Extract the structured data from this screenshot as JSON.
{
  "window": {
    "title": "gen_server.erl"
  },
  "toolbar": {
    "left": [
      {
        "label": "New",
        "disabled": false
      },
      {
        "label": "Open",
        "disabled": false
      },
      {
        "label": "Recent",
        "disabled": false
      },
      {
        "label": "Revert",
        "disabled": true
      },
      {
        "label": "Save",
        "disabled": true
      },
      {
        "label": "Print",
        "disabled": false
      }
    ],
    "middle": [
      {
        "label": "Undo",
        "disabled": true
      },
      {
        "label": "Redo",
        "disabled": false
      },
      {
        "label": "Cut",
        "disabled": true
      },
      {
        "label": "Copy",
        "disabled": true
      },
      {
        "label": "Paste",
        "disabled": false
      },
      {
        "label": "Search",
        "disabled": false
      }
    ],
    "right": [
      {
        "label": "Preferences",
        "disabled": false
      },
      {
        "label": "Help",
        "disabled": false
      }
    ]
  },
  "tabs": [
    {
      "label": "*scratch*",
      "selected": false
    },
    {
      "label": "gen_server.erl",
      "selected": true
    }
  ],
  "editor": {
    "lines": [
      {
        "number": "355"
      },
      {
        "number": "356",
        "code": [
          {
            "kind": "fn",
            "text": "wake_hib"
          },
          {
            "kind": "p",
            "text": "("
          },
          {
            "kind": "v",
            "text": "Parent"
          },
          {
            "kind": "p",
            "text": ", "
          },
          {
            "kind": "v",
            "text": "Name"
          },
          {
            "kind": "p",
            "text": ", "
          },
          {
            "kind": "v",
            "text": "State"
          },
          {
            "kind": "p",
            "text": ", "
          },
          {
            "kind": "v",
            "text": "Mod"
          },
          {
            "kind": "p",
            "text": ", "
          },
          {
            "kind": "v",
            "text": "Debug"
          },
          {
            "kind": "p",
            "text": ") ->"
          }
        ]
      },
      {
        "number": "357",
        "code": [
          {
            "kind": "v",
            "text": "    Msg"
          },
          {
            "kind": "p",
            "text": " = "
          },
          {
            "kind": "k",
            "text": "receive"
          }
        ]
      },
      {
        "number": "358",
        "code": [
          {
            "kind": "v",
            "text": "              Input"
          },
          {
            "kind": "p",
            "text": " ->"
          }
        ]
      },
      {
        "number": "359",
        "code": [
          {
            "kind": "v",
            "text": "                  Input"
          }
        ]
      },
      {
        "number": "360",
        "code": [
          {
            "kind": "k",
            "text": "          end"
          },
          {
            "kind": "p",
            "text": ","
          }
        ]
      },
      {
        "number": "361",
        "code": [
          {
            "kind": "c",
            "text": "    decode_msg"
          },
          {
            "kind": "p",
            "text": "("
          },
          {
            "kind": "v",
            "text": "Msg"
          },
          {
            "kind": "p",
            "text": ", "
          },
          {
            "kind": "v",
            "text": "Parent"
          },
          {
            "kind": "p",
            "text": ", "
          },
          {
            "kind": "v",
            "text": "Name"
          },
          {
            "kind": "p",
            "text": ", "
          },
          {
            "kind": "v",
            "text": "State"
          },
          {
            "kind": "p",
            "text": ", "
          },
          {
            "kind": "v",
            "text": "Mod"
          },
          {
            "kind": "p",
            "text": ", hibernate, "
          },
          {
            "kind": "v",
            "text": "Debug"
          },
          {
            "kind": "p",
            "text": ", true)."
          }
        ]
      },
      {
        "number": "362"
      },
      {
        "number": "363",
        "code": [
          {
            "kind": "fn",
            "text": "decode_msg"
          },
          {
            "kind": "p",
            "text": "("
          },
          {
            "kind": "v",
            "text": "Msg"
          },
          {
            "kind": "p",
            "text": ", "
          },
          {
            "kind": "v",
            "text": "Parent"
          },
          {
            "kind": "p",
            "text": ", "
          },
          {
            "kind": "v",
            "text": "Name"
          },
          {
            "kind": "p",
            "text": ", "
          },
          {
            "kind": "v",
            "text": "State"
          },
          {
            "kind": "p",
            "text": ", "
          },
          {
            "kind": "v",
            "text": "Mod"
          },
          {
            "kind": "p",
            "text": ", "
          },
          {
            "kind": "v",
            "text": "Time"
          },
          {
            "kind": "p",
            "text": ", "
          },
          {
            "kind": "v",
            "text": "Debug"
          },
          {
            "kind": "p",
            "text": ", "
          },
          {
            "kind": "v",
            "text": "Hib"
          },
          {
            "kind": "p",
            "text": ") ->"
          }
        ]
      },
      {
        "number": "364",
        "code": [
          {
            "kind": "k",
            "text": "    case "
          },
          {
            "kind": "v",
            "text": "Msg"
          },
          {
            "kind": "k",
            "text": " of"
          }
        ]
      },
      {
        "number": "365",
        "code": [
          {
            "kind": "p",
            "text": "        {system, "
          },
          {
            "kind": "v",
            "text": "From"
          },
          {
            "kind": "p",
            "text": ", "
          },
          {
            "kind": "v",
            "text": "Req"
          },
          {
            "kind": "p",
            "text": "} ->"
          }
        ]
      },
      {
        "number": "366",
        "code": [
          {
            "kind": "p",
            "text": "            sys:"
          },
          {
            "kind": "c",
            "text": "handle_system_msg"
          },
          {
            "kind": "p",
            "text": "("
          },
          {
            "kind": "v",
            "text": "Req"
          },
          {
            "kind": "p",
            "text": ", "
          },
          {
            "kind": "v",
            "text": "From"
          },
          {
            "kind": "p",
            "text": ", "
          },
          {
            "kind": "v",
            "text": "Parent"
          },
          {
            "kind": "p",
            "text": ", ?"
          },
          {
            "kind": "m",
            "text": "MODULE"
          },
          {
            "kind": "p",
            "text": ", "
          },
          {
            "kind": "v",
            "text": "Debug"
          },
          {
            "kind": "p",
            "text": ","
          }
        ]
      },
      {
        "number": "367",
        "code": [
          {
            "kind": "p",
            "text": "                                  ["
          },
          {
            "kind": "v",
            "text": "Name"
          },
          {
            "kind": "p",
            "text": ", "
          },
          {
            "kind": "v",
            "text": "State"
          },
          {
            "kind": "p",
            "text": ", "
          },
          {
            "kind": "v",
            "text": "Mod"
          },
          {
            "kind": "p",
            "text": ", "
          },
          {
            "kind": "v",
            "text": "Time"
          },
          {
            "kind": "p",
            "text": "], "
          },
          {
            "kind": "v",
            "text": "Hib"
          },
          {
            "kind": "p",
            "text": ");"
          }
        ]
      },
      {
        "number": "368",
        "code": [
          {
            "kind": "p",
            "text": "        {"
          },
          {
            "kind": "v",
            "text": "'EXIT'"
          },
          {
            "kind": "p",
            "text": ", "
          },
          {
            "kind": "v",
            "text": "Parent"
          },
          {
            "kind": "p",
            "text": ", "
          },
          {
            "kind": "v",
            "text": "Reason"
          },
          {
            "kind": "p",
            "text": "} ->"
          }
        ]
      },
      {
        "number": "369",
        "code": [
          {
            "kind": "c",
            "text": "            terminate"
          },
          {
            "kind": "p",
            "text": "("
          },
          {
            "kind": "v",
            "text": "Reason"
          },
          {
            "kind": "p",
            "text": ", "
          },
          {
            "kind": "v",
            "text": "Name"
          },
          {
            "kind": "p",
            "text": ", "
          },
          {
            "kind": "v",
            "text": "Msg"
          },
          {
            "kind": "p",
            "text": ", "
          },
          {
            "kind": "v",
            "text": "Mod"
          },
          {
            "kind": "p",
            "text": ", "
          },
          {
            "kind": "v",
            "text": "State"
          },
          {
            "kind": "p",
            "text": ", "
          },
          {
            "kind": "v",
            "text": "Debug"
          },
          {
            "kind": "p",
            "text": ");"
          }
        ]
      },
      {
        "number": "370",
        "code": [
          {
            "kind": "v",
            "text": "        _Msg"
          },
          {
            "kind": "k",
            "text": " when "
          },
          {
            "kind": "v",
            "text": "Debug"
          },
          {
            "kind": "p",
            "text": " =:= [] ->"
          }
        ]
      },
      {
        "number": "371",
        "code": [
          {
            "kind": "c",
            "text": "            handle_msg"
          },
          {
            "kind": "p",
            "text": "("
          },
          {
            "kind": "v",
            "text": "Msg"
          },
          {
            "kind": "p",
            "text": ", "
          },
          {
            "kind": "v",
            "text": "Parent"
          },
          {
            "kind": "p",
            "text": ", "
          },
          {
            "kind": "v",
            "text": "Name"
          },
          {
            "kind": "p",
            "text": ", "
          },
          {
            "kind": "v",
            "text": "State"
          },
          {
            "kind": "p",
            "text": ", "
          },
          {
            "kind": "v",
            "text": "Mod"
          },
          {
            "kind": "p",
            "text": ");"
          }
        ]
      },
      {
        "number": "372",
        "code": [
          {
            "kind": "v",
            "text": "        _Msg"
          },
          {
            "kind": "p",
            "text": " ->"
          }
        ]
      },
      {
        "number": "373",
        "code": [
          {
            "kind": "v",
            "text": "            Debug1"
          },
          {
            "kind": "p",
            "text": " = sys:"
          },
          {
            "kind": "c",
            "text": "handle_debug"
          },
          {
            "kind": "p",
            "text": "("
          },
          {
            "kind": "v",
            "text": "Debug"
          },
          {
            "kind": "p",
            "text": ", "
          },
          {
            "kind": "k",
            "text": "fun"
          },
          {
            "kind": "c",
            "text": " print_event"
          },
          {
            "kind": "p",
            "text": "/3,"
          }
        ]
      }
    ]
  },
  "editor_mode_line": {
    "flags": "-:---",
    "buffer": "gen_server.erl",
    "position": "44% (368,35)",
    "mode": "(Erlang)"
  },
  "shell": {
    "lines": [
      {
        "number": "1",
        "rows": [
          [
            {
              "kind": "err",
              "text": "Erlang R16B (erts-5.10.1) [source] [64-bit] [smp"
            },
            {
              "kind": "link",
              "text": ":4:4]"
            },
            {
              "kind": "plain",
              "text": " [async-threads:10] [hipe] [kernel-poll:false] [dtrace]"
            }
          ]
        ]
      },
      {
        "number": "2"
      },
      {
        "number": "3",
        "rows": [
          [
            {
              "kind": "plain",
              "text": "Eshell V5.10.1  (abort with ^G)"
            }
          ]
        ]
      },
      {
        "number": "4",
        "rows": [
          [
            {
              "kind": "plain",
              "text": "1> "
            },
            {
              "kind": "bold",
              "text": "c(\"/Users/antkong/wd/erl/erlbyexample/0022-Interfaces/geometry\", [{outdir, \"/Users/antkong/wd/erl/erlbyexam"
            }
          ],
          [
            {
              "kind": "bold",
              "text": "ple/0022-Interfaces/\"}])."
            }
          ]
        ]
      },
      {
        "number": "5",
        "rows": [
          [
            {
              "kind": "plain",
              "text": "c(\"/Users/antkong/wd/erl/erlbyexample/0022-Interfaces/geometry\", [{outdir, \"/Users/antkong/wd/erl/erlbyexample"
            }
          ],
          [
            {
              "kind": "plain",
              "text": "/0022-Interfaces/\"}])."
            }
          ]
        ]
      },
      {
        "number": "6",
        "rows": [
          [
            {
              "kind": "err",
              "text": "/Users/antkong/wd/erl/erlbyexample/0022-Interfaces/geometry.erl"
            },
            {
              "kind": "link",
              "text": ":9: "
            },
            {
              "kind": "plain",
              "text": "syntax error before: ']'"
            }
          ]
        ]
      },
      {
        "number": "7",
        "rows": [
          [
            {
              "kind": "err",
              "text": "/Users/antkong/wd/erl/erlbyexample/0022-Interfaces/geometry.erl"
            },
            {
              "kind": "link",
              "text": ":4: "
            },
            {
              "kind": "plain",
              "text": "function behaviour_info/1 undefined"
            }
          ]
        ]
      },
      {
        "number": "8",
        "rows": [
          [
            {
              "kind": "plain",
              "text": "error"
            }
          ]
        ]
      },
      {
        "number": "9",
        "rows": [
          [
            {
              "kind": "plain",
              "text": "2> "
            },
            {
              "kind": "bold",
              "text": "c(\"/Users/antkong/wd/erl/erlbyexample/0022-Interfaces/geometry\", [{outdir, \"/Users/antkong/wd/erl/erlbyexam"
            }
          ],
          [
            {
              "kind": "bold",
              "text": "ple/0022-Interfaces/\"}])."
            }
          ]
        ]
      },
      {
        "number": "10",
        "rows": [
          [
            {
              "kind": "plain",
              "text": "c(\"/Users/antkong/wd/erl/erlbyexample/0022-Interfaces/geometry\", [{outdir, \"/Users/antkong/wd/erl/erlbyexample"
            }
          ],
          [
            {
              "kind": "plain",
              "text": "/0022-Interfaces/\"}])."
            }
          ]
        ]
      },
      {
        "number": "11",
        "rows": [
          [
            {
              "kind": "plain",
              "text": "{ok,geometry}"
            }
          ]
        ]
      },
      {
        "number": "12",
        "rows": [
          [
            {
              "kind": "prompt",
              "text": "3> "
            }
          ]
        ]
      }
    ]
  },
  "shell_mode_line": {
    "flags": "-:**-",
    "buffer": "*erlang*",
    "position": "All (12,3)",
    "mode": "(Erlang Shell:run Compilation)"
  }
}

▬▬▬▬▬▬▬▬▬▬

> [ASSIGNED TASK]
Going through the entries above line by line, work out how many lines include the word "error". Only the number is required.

> [WRITTEN ANSWER]
2